    Article  CAS  PubMed  PubMed Central  Google Scholar 

  31. Tognon C, Knezevich SR, Huntsman D, Roskelley CD, Melnyk N, Mathers JA, et al. Expression of the ETV6-NTRK3 gene fusion as a primary event in human secretory breast carcinoma. Cancer Cell. 2002;2(5):367–76.

    Article  CAS  PubMed  Google Scholar 

  32. Ebert EBF, McCulloch T, Hansen KH, Linnet H, Sorensen B, Meldgaard P. Clearing of circulating tumour DNA predicts clinical response to first line tyrosine kinase inhibitors in advanced epidermal growth factor receptor mutated non-small cell lung cancer. Lung Cancer. 2020;141:37–43.

    Article  PubMed  Google Scholar 

  33. Boysen Fynboe Ebert E, McCulloch T, Holmskov-Hansen K, Linnet H, Sorensen B, Meldgaard P. Clearing of circulating tumour DNA predicts clinical response to osimertinib in EGFR mutated lung cancer patients. Lung Cancer. 2020;143:67–72.

    Article  PubMed  Google Scholar 

  34. Meldgaard P. Monitoring alectinib treatment by detection of ALK translocations in serial blood samples from non-small cell lung cancer patients (MonAlec), NCT04708639 https://clinicaltrials.gov2021 [Circulating tumor DNA can be used to monitor the treatment effect and identify developing resistance mutations during ALK directed TKI treatment.].

Download references


We thank Birgit Westh Mortensen for the excellent technical assistance. The authors are grateful for all the patients who participated in this study.


This project was supported by Vilhelm Pedersen and Hustrus Legat.

Author information

Authors and Affiliations



CTM and BSS conceived and designed the study. CTM and ERA analyzed the data. CTM wrote the code of DNAfusion, and ERA contributed with inputs to DNAfusion. ERA performed the ddPCR experiments. MPU and PM contributed with clinical data and patient material. CTM wrote the original draft of the manuscript. All authors read and approved the final manuscript.

Corresponding author

Correspondence to Boe Sandahl Sorensen.

Ethics declarations

Ethics approval and consent to participate

All patients gave informed written consent in accordance with the Declaration of Helsinki. The study of the patients in the Madsen cohort was approved by the Central Denmark Region Committees on Biomedical Research Ethics (no. 1-10-72-266-15). The study of the patients in the Clement cohort was approved by the National Committee on Health Research Ethics (no. 1-10-72-83-14) and the Danish Data Protection Agency (no. 1-16-02-431-14). The study of the patients in the MonAlec cohort was approved by the National Committee on Health Research Ethics (no. 1-10-72-37-19). Healthy individuals were anonymized and gave informed consent.
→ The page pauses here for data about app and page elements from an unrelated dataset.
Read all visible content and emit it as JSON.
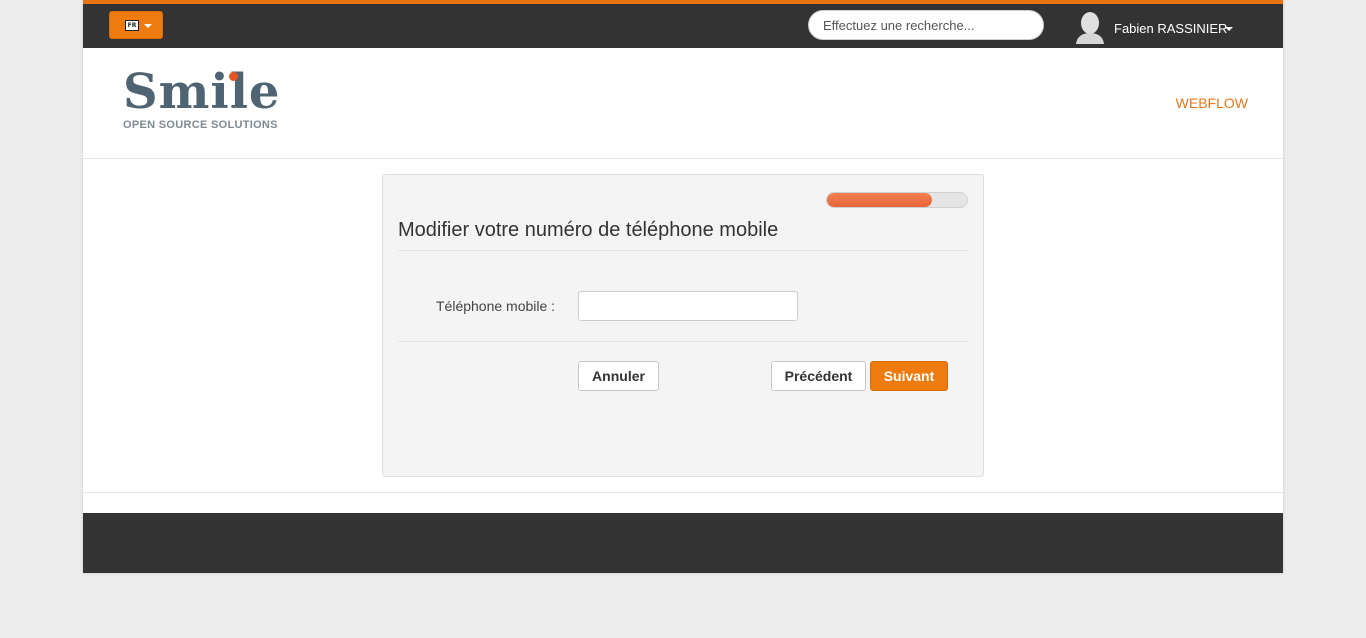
{
  "topbar": {
    "language": {
      "code": "FR"
    },
    "search": {
      "placeholder": "Effectuez une recherche..."
    },
    "user": {
      "name": "Fabien RASSINIER"
    },
    "accent_color": "#e87511"
  },
  "header": {
    "logo": {
      "word": "Smile",
      "tagline": "OPEN SOURCE SOLUTIONS"
    },
    "nav": {
      "webflow_label": "WEBFLOW"
    }
  },
  "form": {
    "progress": 0.75,
    "title": "Modifier votre numéro de téléphone mobile",
    "phone_label": "Téléphone mobile :",
    "phone_value": "",
    "buttons": {
      "cancel": "Annuler",
      "previous": "Précédent",
      "next": "Suivant"
    }
  },
  "colors": {
    "primary": "#ee7b10",
    "dark": "#333333",
    "progress_fill": "#e8643a"
  },
  "icons": {
    "user_avatar": "user-silhouette-icon",
    "language_flag": "flag-icon",
    "dropdown": "caret-down-icon"
  }
}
Consent for publication

Not applicable.

Competing interests

The authors declare that they have no competing interests.
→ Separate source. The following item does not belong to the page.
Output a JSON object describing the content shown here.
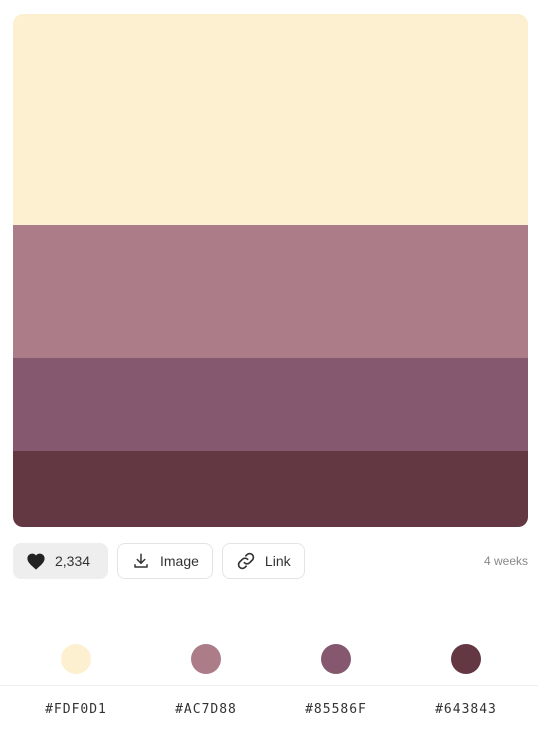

Additional information

Publisher's Note

Springer Nature remains neutral with regard to jurisdictional claims in published maps and institutional affiliations.

Supplementary Information
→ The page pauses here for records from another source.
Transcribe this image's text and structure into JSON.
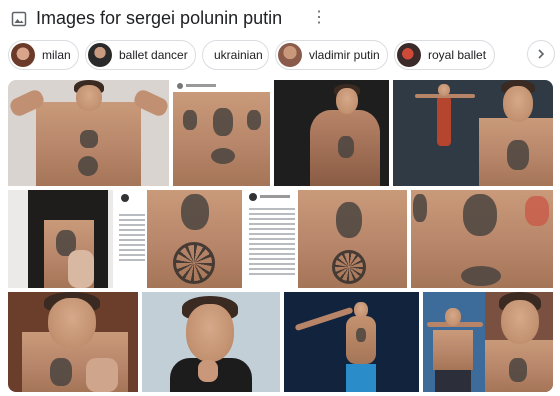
{
  "header": {
    "title": "Images for sergei polunin putin",
    "more_icon": "more-vert-icon",
    "image_icon": "image-search-icon"
  },
  "chips": [
    {
      "label": "milan",
      "has_thumb": true
    },
    {
      "label": "ballet dancer",
      "has_thumb": true
    },
    {
      "label": "ukrainian",
      "has_thumb": false
    },
    {
      "label": "vladimir putin",
      "has_thumb": true
    },
    {
      "label": "royal ballet",
      "has_thumb": true
    }
  ],
  "next_icon": "chevron-right-icon",
  "results": [
    {
      "description": "shirtless dancer flexing with tattoos"
    },
    {
      "description": "instagram post chest tattoos"
    },
    {
      "description": "dancer dark background"
    },
    {
      "description": "dancer leaping and portrait"
    },
    {
      "description": "instagram post dancer portrait"
    },
    {
      "description": "close-up chest tattoo with sun symbol"
    },
    {
      "description": "instagram screenshot text"
    },
    {
      "description": "chest tattoos close-up"
    },
    {
      "description": "chest tattoos close-up second"
    },
    {
      "description": "dancer chest tattoo portrait"
    },
    {
      "description": "dancer smiling portrait"
    },
    {
      "description": "dancer on stage blue background"
    },
    {
      "description": "dancer performing and portrait"
    }
  ],
  "colors": {
    "title": "#202124",
    "chip_border": "#dadce0",
    "icon": "#5f6368"
  }
}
Additional file 1.

Supplementary figures 1–4.

Additional file 2.

Supplementary tables 1–4.

Rights and permissions

Open Access This article is licensed under a Creative Commons Attribution 4.0 International License, which permits use, sharing, adaptation, distribution and reproduction in any medium or format, as long as you give appropriate credit to the original author(s) and the source, provide a link to the Creative Commons licence, and indicate if changes were made. The images or other third party material in this article are included in the article's Creative Commons licence, unless indicated otherwise in a credit line to the material. If material is not included in the article's Creative Commons licence and your intended use is not permitted by statutory regulation or exceeds the permitted use, you will need to obtain permission directly from the copyright holder. To view a copy of this licence, visit The Creative Commons Public Domain Dedication waiver ( applies to the data made available in this article, unless otherwise stated in a credit line to the data.

Reprints and permissions

About this article

Check for updates. Verify currency and authenticity via CrossMark

Cite this article

Maansson, C.T., Andersen, E.R., Ulhoi, M.P. et al. DNAfusion: an R/Bioconductor package for increased sensitivity of detecting gene fusions in liquid biopsies. BMC Bioinformatics 24, 131 (2023).

Download citation

  • Received:

  • Accepted:

  • Published:

  • DOI: